## Assignment
Look below and pull out each line with the word "Management".

Component data from apps and pages:
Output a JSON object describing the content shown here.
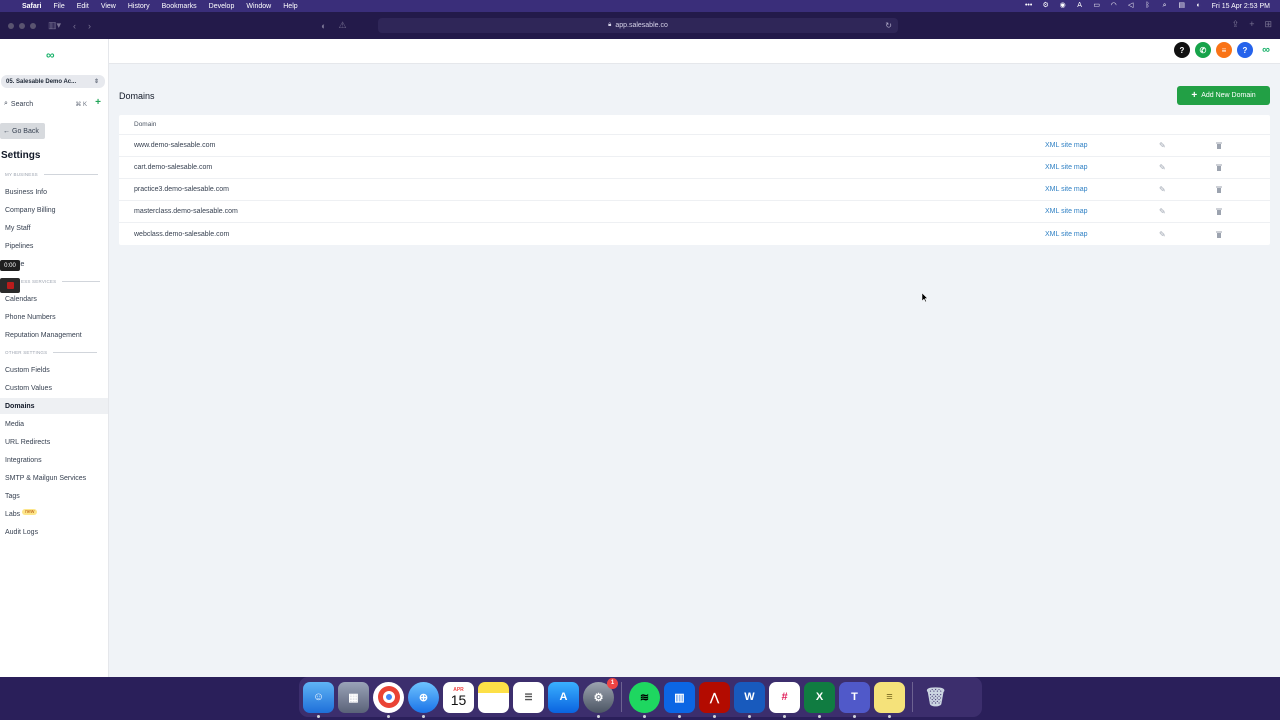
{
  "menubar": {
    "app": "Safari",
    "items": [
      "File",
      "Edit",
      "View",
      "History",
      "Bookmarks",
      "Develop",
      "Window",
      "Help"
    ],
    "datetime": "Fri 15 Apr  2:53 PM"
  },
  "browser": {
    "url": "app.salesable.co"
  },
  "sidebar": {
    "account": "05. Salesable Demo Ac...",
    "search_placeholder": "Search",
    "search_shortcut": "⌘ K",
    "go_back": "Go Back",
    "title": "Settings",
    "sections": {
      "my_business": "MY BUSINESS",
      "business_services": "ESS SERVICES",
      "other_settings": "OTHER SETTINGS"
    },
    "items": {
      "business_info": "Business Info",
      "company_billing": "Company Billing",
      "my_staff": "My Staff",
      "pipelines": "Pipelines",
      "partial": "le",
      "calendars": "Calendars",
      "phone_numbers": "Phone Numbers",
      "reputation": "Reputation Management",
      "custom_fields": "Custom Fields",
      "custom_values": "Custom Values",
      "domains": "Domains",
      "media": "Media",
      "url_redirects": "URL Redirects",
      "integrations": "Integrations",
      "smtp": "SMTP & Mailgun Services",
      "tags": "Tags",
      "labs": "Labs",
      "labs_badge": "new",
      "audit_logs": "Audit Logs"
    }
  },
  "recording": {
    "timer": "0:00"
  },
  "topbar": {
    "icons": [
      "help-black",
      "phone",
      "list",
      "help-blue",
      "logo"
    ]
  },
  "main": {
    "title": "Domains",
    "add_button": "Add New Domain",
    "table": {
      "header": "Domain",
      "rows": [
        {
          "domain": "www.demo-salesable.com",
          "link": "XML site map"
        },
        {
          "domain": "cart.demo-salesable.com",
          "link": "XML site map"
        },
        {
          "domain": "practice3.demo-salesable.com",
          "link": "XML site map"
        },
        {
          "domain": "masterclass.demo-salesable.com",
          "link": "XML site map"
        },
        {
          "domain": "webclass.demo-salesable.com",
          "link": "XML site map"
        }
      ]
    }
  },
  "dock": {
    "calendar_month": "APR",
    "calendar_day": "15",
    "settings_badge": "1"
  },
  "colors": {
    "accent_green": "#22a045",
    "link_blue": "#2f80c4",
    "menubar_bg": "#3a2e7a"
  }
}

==

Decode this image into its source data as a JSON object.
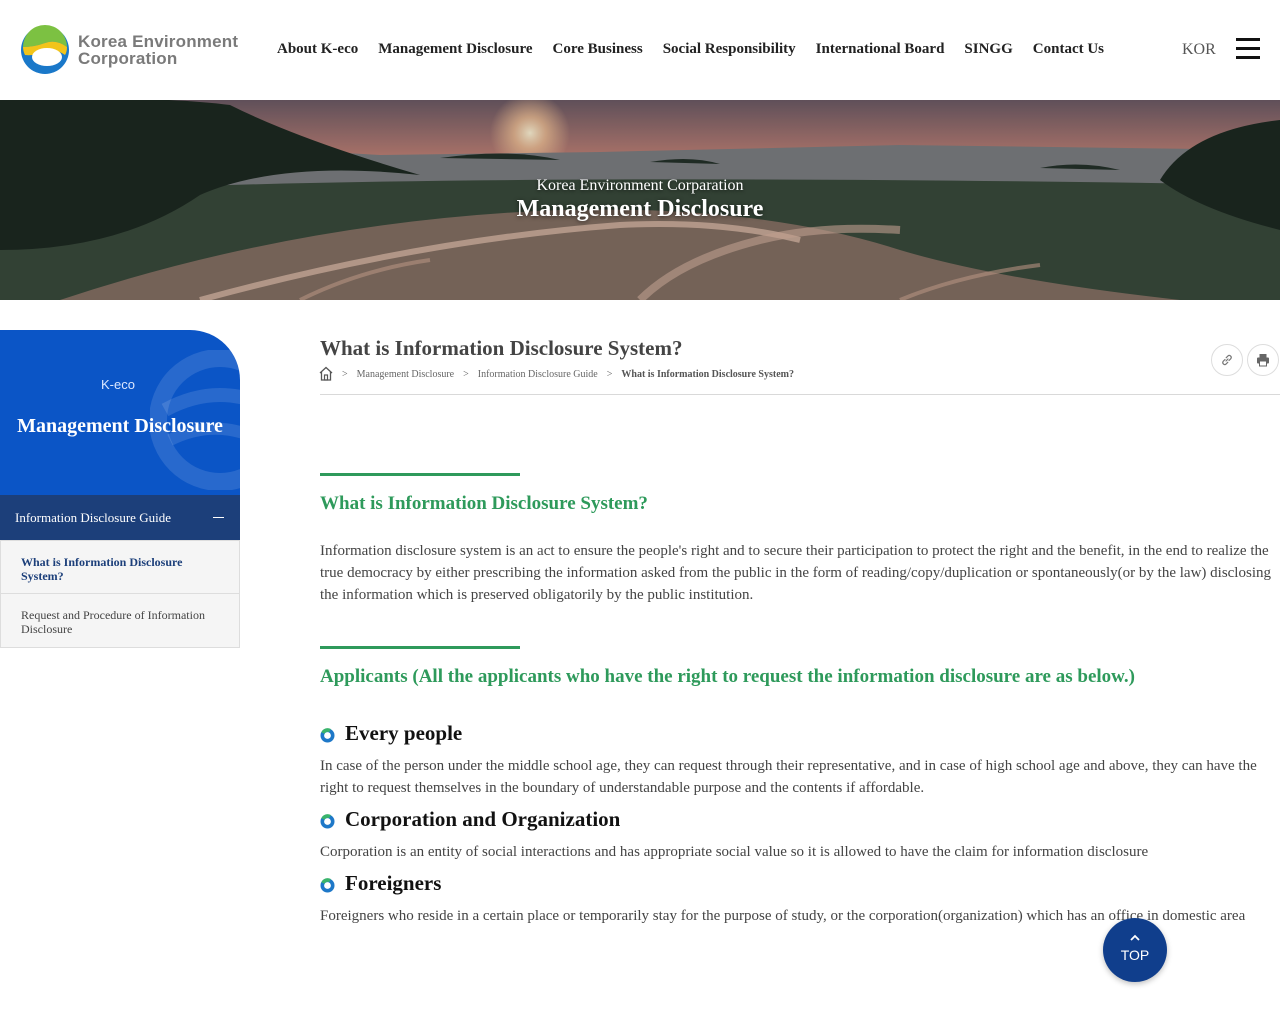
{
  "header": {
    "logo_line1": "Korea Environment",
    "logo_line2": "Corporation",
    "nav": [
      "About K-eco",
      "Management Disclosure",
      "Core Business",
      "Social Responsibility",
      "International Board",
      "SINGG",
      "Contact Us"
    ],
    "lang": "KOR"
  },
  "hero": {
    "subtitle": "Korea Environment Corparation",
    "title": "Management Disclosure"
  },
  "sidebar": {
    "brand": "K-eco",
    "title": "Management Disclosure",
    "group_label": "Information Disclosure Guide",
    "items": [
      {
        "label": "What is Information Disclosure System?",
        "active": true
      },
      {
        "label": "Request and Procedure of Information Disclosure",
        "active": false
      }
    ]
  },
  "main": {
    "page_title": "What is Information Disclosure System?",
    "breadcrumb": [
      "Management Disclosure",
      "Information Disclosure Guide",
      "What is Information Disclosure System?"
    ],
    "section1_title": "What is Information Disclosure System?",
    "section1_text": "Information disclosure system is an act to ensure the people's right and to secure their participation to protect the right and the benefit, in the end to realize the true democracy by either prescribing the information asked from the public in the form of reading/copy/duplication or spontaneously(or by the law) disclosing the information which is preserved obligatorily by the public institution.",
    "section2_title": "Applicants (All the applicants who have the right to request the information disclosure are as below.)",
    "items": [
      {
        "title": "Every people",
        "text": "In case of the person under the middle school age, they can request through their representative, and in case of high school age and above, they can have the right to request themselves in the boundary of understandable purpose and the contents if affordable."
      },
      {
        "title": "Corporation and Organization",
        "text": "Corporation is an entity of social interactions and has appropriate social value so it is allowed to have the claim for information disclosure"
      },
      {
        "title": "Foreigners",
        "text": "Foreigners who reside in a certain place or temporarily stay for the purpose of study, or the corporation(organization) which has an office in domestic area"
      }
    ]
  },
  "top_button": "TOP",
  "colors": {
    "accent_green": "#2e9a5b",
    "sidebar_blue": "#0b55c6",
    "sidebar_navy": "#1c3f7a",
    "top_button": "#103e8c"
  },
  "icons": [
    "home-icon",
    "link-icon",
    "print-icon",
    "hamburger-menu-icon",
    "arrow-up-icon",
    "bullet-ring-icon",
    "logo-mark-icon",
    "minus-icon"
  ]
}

## Written solution
      "reputation": "Reputation Management",
      "Management Disclosure",
    "title": "Management Disclosure"
    "title": "Management Disclosure",
      "Management Disclosure",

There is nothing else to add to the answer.